*** Block opens ***
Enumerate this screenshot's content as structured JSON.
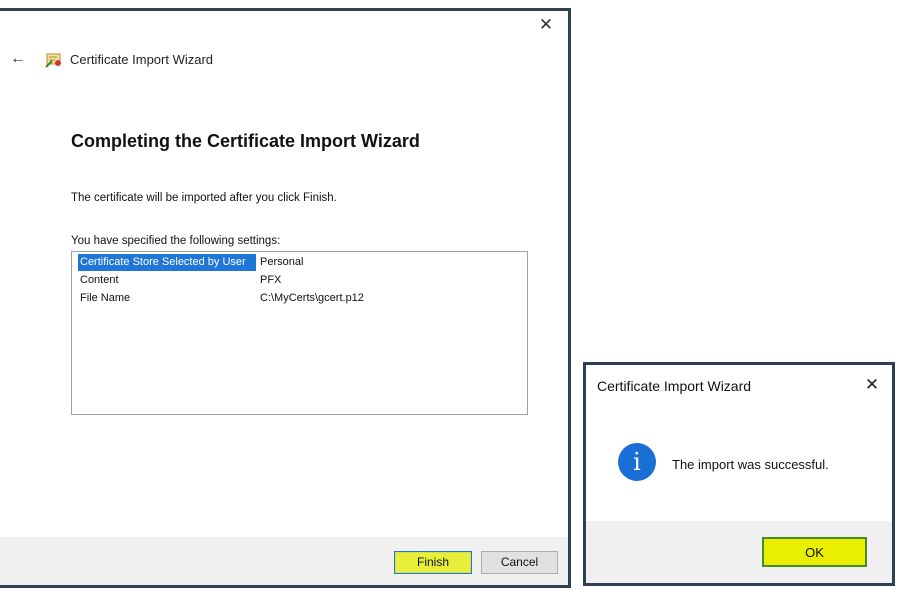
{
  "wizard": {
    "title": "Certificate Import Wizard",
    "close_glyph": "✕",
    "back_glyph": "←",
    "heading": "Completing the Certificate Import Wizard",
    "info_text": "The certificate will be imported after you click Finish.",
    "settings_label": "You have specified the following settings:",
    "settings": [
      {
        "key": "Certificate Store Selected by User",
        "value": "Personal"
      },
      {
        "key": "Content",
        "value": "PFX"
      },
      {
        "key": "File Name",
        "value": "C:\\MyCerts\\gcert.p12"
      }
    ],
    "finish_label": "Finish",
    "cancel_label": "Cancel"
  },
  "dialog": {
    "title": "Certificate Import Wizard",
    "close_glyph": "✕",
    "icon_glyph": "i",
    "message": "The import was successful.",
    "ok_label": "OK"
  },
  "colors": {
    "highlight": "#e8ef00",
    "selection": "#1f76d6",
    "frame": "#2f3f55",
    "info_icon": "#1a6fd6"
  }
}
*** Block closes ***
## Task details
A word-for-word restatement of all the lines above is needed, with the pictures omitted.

## Result of the task
Enumerate this screenshot's content as structured JSON.
{
  "wizard": {
    "title": "Certificate Import Wizard",
    "close_glyph": "✕",
    "back_glyph": "←",
    "heading": "Completing the Certificate Import Wizard",
    "info_text": "The certificate will be imported after you click Finish.",
    "settings_label": "You have specified the following settings:",
    "settings": [
      {
        "key": "Certificate Store Selected by User",
        "value": "Personal"
      },
      {
        "key": "Content",
        "value": "PFX"
      },
      {
        "key": "File Name",
        "value": "C:\\MyCerts\\gcert.p12"
      }
    ],
    "finish_label": "Finish",
    "cancel_label": "Cancel"
  },
  "dialog": {
    "title": "Certificate Import Wizard",
    "close_glyph": "✕",
    "icon_glyph": "i",
    "message": "The import was successful.",
    "ok_label": "OK"
  },
  "colors": {
    "highlight": "#e8ef00",
    "selection": "#1f76d6",
    "frame": "#2f3f55",
    "info_icon": "#1a6fd6"
  }
}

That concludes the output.